Exercise description: Write out the complete data exactly as written.

Dataset excerpts:
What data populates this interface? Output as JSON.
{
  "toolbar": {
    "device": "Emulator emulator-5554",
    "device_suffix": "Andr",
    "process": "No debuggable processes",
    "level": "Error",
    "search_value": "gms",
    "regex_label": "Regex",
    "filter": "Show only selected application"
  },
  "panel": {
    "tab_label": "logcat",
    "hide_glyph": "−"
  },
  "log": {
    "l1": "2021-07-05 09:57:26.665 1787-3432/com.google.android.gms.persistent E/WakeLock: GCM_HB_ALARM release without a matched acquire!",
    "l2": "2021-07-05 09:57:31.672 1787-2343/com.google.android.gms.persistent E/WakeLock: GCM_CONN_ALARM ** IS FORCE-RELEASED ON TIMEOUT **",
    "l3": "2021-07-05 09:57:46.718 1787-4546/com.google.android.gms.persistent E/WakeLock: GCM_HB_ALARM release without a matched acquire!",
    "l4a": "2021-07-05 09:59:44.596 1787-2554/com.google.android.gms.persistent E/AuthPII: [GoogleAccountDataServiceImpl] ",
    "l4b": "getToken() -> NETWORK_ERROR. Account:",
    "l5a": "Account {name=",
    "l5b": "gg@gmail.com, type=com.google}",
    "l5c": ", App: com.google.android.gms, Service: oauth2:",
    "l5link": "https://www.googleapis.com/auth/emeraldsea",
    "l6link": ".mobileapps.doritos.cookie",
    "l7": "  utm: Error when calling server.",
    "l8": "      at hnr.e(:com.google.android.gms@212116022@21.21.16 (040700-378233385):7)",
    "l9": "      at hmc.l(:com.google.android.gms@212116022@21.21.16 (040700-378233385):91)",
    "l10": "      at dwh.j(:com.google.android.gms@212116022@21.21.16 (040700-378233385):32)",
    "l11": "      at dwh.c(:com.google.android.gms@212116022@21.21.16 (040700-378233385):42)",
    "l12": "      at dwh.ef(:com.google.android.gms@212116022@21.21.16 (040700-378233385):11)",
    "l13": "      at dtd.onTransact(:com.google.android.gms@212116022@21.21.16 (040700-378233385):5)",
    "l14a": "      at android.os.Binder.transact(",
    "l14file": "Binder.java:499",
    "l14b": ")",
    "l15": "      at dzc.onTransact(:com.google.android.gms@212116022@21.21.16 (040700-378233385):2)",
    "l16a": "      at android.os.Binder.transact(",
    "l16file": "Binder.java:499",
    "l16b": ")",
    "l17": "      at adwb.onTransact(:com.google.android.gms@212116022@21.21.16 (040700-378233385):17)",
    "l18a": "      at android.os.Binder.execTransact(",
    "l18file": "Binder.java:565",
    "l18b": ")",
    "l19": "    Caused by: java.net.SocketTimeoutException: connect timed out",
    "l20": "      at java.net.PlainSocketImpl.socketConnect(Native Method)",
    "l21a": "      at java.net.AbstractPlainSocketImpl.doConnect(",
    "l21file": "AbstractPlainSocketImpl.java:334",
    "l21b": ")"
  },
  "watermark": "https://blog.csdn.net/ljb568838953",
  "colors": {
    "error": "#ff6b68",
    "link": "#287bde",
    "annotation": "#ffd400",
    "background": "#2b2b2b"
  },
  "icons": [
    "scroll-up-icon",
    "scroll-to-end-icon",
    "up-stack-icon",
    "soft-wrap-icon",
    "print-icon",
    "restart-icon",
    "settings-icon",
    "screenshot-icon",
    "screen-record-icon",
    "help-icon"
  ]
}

Solution to the problem:
What data populates this interface? Output as JSON.
{
  "toolbar": {
    "device": "Emulator emulator-5554",
    "device_suffix": "Andr",
    "process": "No debuggable processes",
    "level": "Error",
    "search_value": "gms",
    "regex_label": "Regex",
    "filter": "Show only selected application"
  },
  "panel": {
    "tab_label": "logcat",
    "hide_glyph": "−"
  },
  "log": {
    "l1": "2021-07-05 09:57:26.665 1787-3432/com.google.android.gms.persistent E/WakeLock: GCM_HB_ALARM release without a matched acquire!",
    "l2": "2021-07-05 09:57:31.672 1787-2343/com.google.android.gms.persistent E/WakeLock: GCM_CONN_ALARM ** IS FORCE-RELEASED ON TIMEOUT **",
    "l3": "2021-07-05 09:57:46.718 1787-4546/com.google.android.gms.persistent E/WakeLock: GCM_HB_ALARM release without a matched acquire!",
    "l4a": "2021-07-05 09:59:44.596 1787-2554/com.google.android.gms.persistent E/AuthPII: [GoogleAccountDataServiceImpl] ",
    "l4b": "getToken() -> NETWORK_ERROR. Account:",
    "l5a": "Account {name=",
    "l5b": "gg@gmail.com, type=com.google}",
    "l5c": ", App: com.google.android.gms, Service: oauth2:",
    "l5link": "https://www.googleapis.com/auth/emeraldsea",
    "l6link": ".mobileapps.doritos.cookie",
    "l7": "  utm: Error when calling server.",
    "l8": "      at hnr.e(:com.google.android.gms@212116022@21.21.16 (040700-378233385):7)",
    "l9": "      at hmc.l(:com.google.android.gms@212116022@21.21.16 (040700-378233385):91)",
    "l10": "      at dwh.j(:com.google.android.gms@212116022@21.21.16 (040700-378233385):32)",
    "l11": "      at dwh.c(:com.google.android.gms@212116022@21.21.16 (040700-378233385):42)",
    "l12": "      at dwh.ef(:com.google.android.gms@212116022@21.21.16 (040700-378233385):11)",
    "l13": "      at dtd.onTransact(:com.google.android.gms@212116022@21.21.16 (040700-378233385):5)",
    "l14a": "      at android.os.Binder.transact(",
    "l14file": "Binder.java:499",
    "l14b": ")",
    "l15": "      at dzc.onTransact(:com.google.android.gms@212116022@21.21.16 (040700-378233385):2)",
    "l16a": "      at android.os.Binder.transact(",
    "l16file": "Binder.java:499",
    "l16b": ")",
    "l17": "      at adwb.onTransact(:com.google.android.gms@212116022@21.21.16 (040700-378233385):17)",
    "l18a": "      at android.os.Binder.execTransact(",
    "l18file": "Binder.java:565",
    "l18b": ")",
    "l19": "    Caused by: java.net.SocketTimeoutException: connect timed out",
    "l20": "      at java.net.PlainSocketImpl.socketConnect(Native Method)",
    "l21a": "      at java.net.AbstractPlainSocketImpl.doConnect(",
    "l21file": "AbstractPlainSocketImpl.java:334",
    "l21b": ")"
  },
  "watermark": "https://blog.csdn.net/ljb568838953",
  "colors": {
    "error": "#ff6b68",
    "link": "#287bde",
    "annotation": "#ffd400",
    "background": "#2b2b2b"
  },
  "icons": [
    "scroll-up-icon",
    "scroll-to-end-icon",
    "up-stack-icon",
    "soft-wrap-icon",
    "print-icon",
    "restart-icon",
    "settings-icon",
    "screenshot-icon",
    "screen-record-icon",
    "help-icon"
  ]
}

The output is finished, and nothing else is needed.